▶ _Prompt_
Each record must be retyped word for word.

----------

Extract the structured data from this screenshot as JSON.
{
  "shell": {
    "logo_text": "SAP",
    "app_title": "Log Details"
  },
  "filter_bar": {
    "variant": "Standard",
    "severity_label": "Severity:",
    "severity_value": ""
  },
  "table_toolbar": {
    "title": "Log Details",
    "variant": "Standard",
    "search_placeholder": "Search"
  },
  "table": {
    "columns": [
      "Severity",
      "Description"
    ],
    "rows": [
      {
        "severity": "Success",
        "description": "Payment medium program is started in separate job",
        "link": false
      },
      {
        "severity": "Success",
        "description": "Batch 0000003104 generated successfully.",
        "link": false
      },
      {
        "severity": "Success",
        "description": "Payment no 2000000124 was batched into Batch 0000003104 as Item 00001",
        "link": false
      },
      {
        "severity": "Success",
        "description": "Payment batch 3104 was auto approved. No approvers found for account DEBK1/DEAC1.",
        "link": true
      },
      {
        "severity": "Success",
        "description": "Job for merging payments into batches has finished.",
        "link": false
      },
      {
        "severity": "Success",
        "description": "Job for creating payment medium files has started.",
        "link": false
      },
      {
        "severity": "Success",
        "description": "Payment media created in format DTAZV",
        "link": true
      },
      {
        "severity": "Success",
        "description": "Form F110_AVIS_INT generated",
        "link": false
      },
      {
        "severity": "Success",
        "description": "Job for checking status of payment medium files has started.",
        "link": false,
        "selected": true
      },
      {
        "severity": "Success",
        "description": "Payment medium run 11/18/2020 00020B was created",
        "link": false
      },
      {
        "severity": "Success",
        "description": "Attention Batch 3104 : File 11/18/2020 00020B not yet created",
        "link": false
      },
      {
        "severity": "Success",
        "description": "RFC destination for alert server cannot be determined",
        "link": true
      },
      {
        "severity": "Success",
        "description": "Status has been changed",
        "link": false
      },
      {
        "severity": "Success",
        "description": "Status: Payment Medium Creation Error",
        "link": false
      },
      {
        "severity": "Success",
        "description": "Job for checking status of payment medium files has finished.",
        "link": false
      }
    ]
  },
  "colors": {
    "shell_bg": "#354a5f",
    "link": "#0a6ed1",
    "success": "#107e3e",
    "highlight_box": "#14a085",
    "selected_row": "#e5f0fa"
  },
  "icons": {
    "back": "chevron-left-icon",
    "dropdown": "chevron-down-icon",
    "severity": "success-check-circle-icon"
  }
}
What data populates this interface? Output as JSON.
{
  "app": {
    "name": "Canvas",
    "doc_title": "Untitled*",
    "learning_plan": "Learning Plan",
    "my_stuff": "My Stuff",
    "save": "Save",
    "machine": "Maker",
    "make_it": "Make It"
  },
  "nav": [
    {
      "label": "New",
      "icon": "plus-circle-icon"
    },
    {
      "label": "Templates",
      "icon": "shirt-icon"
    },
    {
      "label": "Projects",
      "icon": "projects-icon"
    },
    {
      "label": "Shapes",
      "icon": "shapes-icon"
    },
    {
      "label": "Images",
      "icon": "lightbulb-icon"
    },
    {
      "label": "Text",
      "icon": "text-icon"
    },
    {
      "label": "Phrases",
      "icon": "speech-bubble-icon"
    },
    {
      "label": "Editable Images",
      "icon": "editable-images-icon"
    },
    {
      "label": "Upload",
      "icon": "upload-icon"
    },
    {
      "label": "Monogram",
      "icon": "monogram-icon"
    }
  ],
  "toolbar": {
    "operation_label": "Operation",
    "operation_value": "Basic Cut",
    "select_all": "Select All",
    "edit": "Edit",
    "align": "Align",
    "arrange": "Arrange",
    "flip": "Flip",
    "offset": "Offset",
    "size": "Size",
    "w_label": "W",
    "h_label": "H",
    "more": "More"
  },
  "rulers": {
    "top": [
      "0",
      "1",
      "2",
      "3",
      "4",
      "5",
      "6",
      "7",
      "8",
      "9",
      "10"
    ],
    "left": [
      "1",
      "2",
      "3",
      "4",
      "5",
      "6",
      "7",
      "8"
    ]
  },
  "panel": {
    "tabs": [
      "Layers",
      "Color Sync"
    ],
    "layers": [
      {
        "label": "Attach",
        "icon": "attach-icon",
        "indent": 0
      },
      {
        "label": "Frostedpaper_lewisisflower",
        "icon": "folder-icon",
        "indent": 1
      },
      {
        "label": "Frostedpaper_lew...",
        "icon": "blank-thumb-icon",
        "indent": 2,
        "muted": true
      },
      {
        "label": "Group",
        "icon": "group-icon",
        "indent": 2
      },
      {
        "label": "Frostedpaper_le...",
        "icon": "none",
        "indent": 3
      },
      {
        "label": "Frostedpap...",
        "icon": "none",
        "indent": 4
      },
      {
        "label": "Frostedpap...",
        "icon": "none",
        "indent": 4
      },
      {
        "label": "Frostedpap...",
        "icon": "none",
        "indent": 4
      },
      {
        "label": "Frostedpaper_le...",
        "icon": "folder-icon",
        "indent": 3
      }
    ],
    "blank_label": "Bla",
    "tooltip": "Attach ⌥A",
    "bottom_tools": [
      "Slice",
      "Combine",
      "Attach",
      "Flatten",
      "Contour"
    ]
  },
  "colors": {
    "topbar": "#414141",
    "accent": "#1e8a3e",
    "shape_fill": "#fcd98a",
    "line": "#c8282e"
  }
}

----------

▶ _Worked solution_
Extract the structured data from this screenshot as JSON.
{
  "shell": {
    "logo_text": "SAP",
    "app_title": "Log Details"
  },
  "filter_bar": {
    "variant": "Standard",
    "severity_label": "Severity:",
    "severity_value": ""
  },
  "table_toolbar": {
    "title": "Log Details",
    "variant": "Standard",
    "search_placeholder": "Search"
  },
  "table": {
    "columns": [
      "Severity",
      "Description"
    ],
    "rows": [
      {
        "severity": "Success",
        "description": "Payment medium program is started in separate job",
        "link": false
      },
      {
        "severity": "Success",
        "description": "Batch 0000003104 generated successfully.",
        "link": false
      },
      {
        "severity": "Success",
        "description": "Payment no 2000000124 was batched into Batch 0000003104 as Item 00001",
        "link": false
      },
      {
        "severity": "Success",
        "description": "Payment batch 3104 was auto approved. No approvers found for account DEBK1/DEAC1.",
        "link": true
      },
      {
        "severity": "Success",
        "description": "Job for merging payments into batches has finished.",
        "link": false
      },
      {
        "severity": "Success",
        "description": "Job for creating payment medium files has started.",
        "link": false
      },
      {
        "severity": "Success",
        "description": "Payment media created in format DTAZV",
        "link": true
      },
      {
        "severity": "Success",
        "description": "Form F110_AVIS_INT generated",
        "link": false
      },
      {
        "severity": "Success",
        "description": "Job for checking status of payment medium files has started.",
        "link": false,
        "selected": true
      },
      {
        "severity": "Success",
        "description": "Payment medium run 11/18/2020 00020B was created",
        "link": false
      },
      {
        "severity": "Success",
        "description": "Attention Batch 3104 : File 11/18/2020 00020B not yet created",
        "link": false
      },
      {
        "severity": "Success",
        "description": "RFC destination for alert server cannot be determined",
        "link": true
      },
      {
        "severity": "Success",
        "description": "Status has been changed",
        "link": false
      },
      {
        "severity": "Success",
        "description": "Status: Payment Medium Creation Error",
        "link": false
      },
      {
        "severity": "Success",
        "description": "Job for checking status of payment medium files has finished.",
        "link": false
      }
    ]
  },
  "colors": {
    "shell_bg": "#354a5f",
    "link": "#0a6ed1",
    "success": "#107e3e",
    "highlight_box": "#14a085",
    "selected_row": "#e5f0fa"
  },
  "icons": {
    "back": "chevron-left-icon",
    "dropdown": "chevron-down-icon",
    "severity": "success-check-circle-icon"
  }
}
What data populates this interface? Output as JSON.
{
  "app": {
    "name": "Canvas",
    "doc_title": "Untitled*",
    "learning_plan": "Learning Plan",
    "my_stuff": "My Stuff",
    "save": "Save",
    "machine": "Maker",
    "make_it": "Make It"
  },
  "nav": [
    {
      "label": "New",
      "icon": "plus-circle-icon"
    },
    {
      "label": "Templates",
      "icon": "shirt-icon"
    },
    {
      "label": "Projects",
      "icon": "projects-icon"
    },
    {
      "label": "Shapes",
      "icon": "shapes-icon"
    },
    {
      "label": "Images",
      "icon": "lightbulb-icon"
    },
    {
      "label": "Text",
      "icon": "text-icon"
    },
    {
      "label": "Phrases",
      "icon": "speech-bubble-icon"
    },
    {
      "label": "Editable Images",
      "icon": "editable-images-icon"
    },
    {
      "label": "Upload",
      "icon": "upload-icon"
    },
    {
      "label": "Monogram",
      "icon": "monogram-icon"
    }
  ],
  "toolbar": {
    "operation_label": "Operation",
    "operation_value": "Basic Cut",
    "select_all": "Select All",
    "edit": "Edit",
    "align": "Align",
    "arrange": "Arrange",
    "flip": "Flip",
    "offset": "Offset",
    "size": "Size",
    "w_label": "W",
    "h_label": "H",
    "more": "More"
  },
  "rulers": {
    "top": [
      "0",
      "1",
      "2",
      "3",
      "4",
      "5",
      "6",
      "7",
      "8",
      "9",
      "10"
    ],
    "left": [
      "1",
      "2",
      "3",
      "4",
      "5",
      "6",
      "7",
      "8"
    ]
  },
  "panel": {
    "tabs": [
      "Layers",
      "Color Sync"
    ],
    "layers": [
      {
        "label": "Attach",
        "icon": "attach-icon",
        "indent": 0
      },
      {
        "label": "Frostedpaper_lewisisflower",
        "icon": "folder-icon",
        "indent": 1
      },
      {
        "label": "Frostedpaper_lew...",
        "icon": "blank-thumb-icon",
        "indent": 2,
        "muted": true
      },
      {
        "label": "Group",
        "icon": "group-icon",
        "indent": 2
      },
      {
        "label": "Frostedpaper_le...",
        "icon": "none",
        "indent": 3
      },
      {
        "label": "Frostedpap...",
        "icon": "none",
        "indent": 4
      },
      {
        "label": "Frostedpap...",
        "icon": "none",
        "indent": 4
      },
      {
        "label": "Frostedpap...",
        "icon": "none",
        "indent": 4
      },
      {
        "label": "Frostedpaper_le...",
        "icon": "folder-icon",
        "indent": 3
      }
    ],
    "blank_label": "Bla",
    "tooltip": "Attach ⌥A",
    "bottom_tools": [
      "Slice",
      "Combine",
      "Attach",
      "Flatten",
      "Contour"
    ]
  },
  "colors": {
    "topbar": "#414141",
    "accent": "#1e8a3e",
    "shape_fill": "#fcd98a",
    "line": "#c8282e"
  }
}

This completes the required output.